The imperative of international competitiveness as a consequence of global capitalism, which applies equally to companies and states, now dictates the conditions of labor and production everywhere. In this context, the exhibition focuses on the relationship between colonialism, early economic globalization, and the establishment of power relations and worldwide inequality. In the process, various interrelations are pursued that, parallel to the worldwide value creation cycles, concern the circulation of goods, people, lifestyles, services and cultural forms between different political systems, geographies and histories.
In the exhibition, economy is also understood as a system that shapes our perception and communication of reality and continuously generates our own images and forms of speech. One concern of the project is to oppose the diagrammatic and model-like perspective with which the economy looks at the world with other types of images. They reflect the principles of the economic and problematize both the concept and the real conditions of „unlimited“ growth.

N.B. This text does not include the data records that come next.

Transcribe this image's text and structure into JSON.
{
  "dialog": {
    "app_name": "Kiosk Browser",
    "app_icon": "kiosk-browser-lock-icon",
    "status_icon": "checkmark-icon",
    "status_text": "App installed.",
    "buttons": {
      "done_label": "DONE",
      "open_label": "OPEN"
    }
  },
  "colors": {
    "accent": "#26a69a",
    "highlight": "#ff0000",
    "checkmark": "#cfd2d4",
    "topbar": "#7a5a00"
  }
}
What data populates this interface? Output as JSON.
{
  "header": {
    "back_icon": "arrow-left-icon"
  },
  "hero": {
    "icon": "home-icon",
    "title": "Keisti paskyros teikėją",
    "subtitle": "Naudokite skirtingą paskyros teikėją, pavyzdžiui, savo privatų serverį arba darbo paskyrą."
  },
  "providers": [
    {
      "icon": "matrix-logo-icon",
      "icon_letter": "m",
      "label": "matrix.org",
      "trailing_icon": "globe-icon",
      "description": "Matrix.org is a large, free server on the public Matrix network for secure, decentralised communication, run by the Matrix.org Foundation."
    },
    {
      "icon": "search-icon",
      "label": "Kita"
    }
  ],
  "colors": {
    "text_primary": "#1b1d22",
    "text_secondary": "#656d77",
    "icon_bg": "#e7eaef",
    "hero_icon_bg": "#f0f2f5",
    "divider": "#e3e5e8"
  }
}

In conjunction with the invited artists, the exhibition will include works from the collection of the Kunstmuseum Basel: Joseph Beuys, Alighiero Boetti, Pieter Bruegel d.Ä., Emanuel Büchel, Walter Dahn, Albrecht Dürer, Editions Paul-Martial, Peter Fischli & David Weiss, Hieronymus II. Francken, Paul Gauguin, Hans Holbein d. Ä., Hans Holbein d. J., Rudolf Huber, Martin Kippenberger, Isaack Luttichuys, Maria Sibylla Merian, Alfred Heinrich Pellegrini, Frans Post, Bartholomäus Sarburgh, Simon Starling and Adam Willaerts. For example the piece "Brazilian Landscape" by Frans Post, a painter who accompanied the Governor General of West Indian Society to northeastern Brazil in the middle of the 17th century.